*EXERCISE*: For every line in the material, output its text exactly and exclude any image it holds.
(Beginning of DATA SUPPLIED)
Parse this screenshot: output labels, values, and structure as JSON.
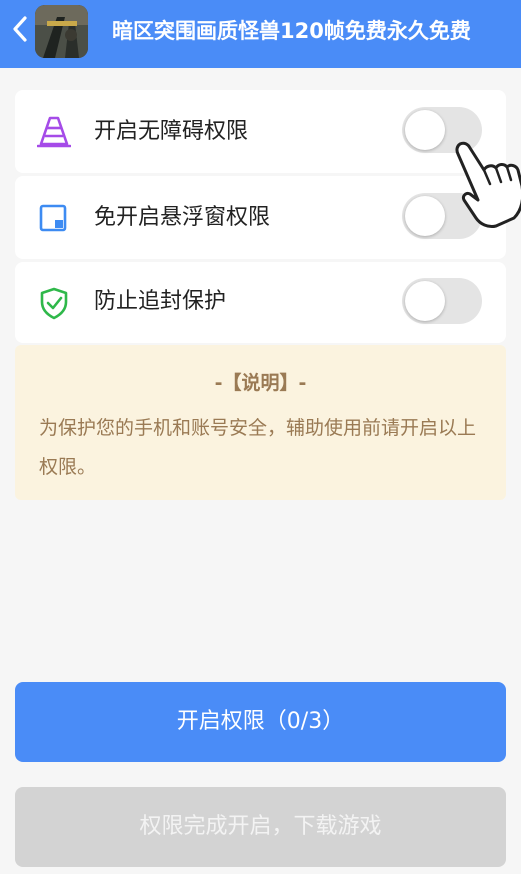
{
  "header": {
    "title": "暗区突围画质怪兽120帧免费永久免费",
    "back_icon": "chevron-left-icon",
    "app_icon": "game-app-icon",
    "background_color": "#4a8cf7"
  },
  "permissions": [
    {
      "label": "开启无障碍权限",
      "icon": "accessibility-cone-icon",
      "icon_color": "#a54be8",
      "enabled": false
    },
    {
      "label": "免开启悬浮窗权限",
      "icon": "floating-window-icon",
      "icon_color": "#3d8bf2",
      "enabled": false
    },
    {
      "label": "防止追封保护",
      "icon": "shield-check-icon",
      "icon_color": "#2fb84a",
      "enabled": false
    }
  ],
  "note": {
    "title": "-【说明】-",
    "text": "为保护您的手机和账号安全，辅助使用前请开启以上权限。"
  },
  "buttons": {
    "primary_label": "开启权限（0/3）",
    "secondary_label": "权限完成开启，下载游戏"
  },
  "hint_icon": "pointing-hand-icon"
}
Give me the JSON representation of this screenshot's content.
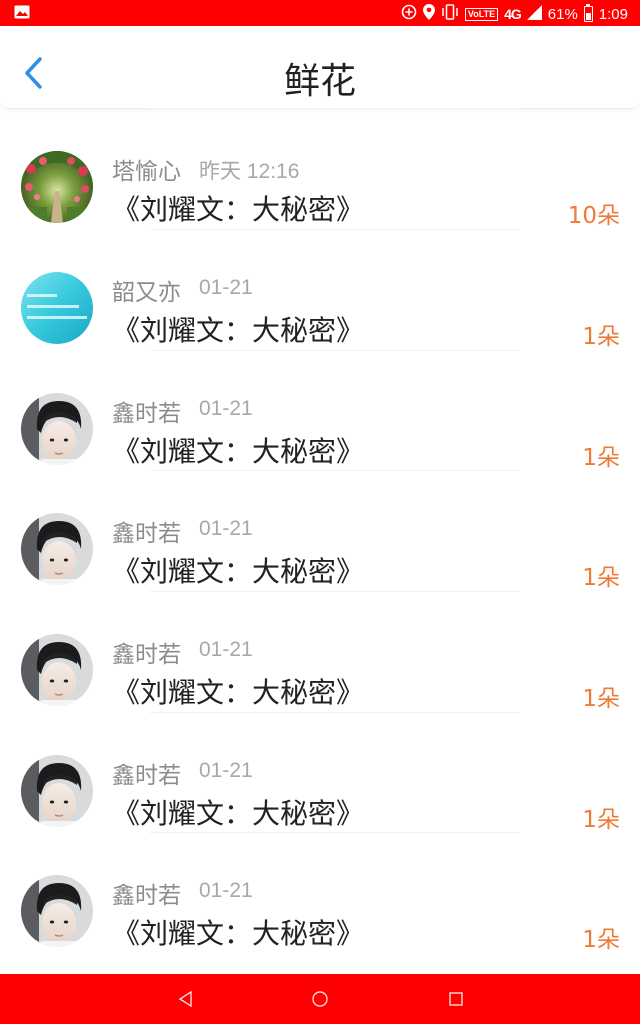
{
  "status_bar": {
    "network": "4G",
    "volte": "VoLTE",
    "battery": "61%",
    "time": "1:09",
    "icons": [
      "image-icon",
      "add-circle-icon",
      "location-icon",
      "vibrate-icon",
      "signal-icon",
      "battery-icon"
    ]
  },
  "header": {
    "title": "鲜花",
    "back_icon": "chevron-left-icon"
  },
  "colors": {
    "status_bar": "#ff0000",
    "accent_blue": "#2f8fe6",
    "count_orange": "#f07a35"
  },
  "records": [
    {
      "name": "塔愉心",
      "time": "昨天 12:16",
      "book": "《刘耀文：大秘密》",
      "count": "10朵",
      "avatar": "garden-avatar"
    },
    {
      "name": "韶又亦",
      "time": "01-21",
      "book": "《刘耀文：大秘密》",
      "count": "1朵",
      "avatar": "teal-avatar"
    },
    {
      "name": "鑫时若",
      "time": "01-21",
      "book": "《刘耀文：大秘密》",
      "count": "1朵",
      "avatar": "portrait-avatar"
    },
    {
      "name": "鑫时若",
      "time": "01-21",
      "book": "《刘耀文：大秘密》",
      "count": "1朵",
      "avatar": "portrait-avatar"
    },
    {
      "name": "鑫时若",
      "time": "01-21",
      "book": "《刘耀文：大秘密》",
      "count": "1朵",
      "avatar": "portrait-avatar"
    },
    {
      "name": "鑫时若",
      "time": "01-21",
      "book": "《刘耀文：大秘密》",
      "count": "1朵",
      "avatar": "portrait-avatar"
    },
    {
      "name": "鑫时若",
      "time": "01-21",
      "book": "《刘耀文：大秘密》",
      "count": "1朵",
      "avatar": "portrait-avatar"
    }
  ],
  "nav_bar": {
    "buttons": [
      "back-triangle-icon",
      "home-circle-icon",
      "recents-square-icon"
    ]
  }
}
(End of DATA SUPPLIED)
*SOLUTION*:
Parse this screenshot: output labels, values, and structure as JSON.
{
  "header": {
    "title": "暗区突围画质怪兽120帧免费永久免费",
    "back_icon": "chevron-left-icon",
    "app_icon": "game-app-icon",
    "background_color": "#4a8cf7"
  },
  "permissions": [
    {
      "label": "开启无障碍权限",
      "icon": "accessibility-cone-icon",
      "icon_color": "#a54be8",
      "enabled": false
    },
    {
      "label": "免开启悬浮窗权限",
      "icon": "floating-window-icon",
      "icon_color": "#3d8bf2",
      "enabled": false
    },
    {
      "label": "防止追封保护",
      "icon": "shield-check-icon",
      "icon_color": "#2fb84a",
      "enabled": false
    }
  ],
  "note": {
    "title": "-【说明】-",
    "text": "为保护您的手机和账号安全，辅助使用前请开启以上权限。"
  },
  "buttons": {
    "primary_label": "开启权限（0/3）",
    "secondary_label": "权限完成开启，下载游戏"
  },
  "hint_icon": "pointing-hand-icon"
}
Give me the JSON representation of this screenshot's content.
{
  "status_bar": {
    "network": "4G",
    "volte": "VoLTE",
    "battery": "61%",
    "time": "1:09",
    "icons": [
      "image-icon",
      "add-circle-icon",
      "location-icon",
      "vibrate-icon",
      "signal-icon",
      "battery-icon"
    ]
  },
  "header": {
    "title": "鲜花",
    "back_icon": "chevron-left-icon"
  },
  "colors": {
    "status_bar": "#ff0000",
    "accent_blue": "#2f8fe6",
    "count_orange": "#f07a35"
  },
  "records": [
    {
      "name": "塔愉心",
      "time": "昨天 12:16",
      "book": "《刘耀文：大秘密》",
      "count": "10朵",
      "avatar": "garden-avatar"
    },
    {
      "name": "韶又亦",
      "time": "01-21",
      "book": "《刘耀文：大秘密》",
      "count": "1朵",
      "avatar": "teal-avatar"
    },
    {
      "name": "鑫时若",
      "time": "01-21",
      "book": "《刘耀文：大秘密》",
      "count": "1朵",
      "avatar": "portrait-avatar"
    },
    {
      "name": "鑫时若",
      "time": "01-21",
      "book": "《刘耀文：大秘密》",
      "count": "1朵",
      "avatar": "portrait-avatar"
    },
    {
      "name": "鑫时若",
      "time": "01-21",
      "book": "《刘耀文：大秘密》",
      "count": "1朵",
      "avatar": "portrait-avatar"
    },
    {
      "name": "鑫时若",
      "time": "01-21",
      "book": "《刘耀文：大秘密》",
      "count": "1朵",
      "avatar": "portrait-avatar"
    },
    {
      "name": "鑫时若",
      "time": "01-21",
      "book": "《刘耀文：大秘密》",
      "count": "1朵",
      "avatar": "portrait-avatar"
    }
  ],
  "nav_bar": {
    "buttons": [
      "back-triangle-icon",
      "home-circle-icon",
      "recents-square-icon"
    ]
  }
}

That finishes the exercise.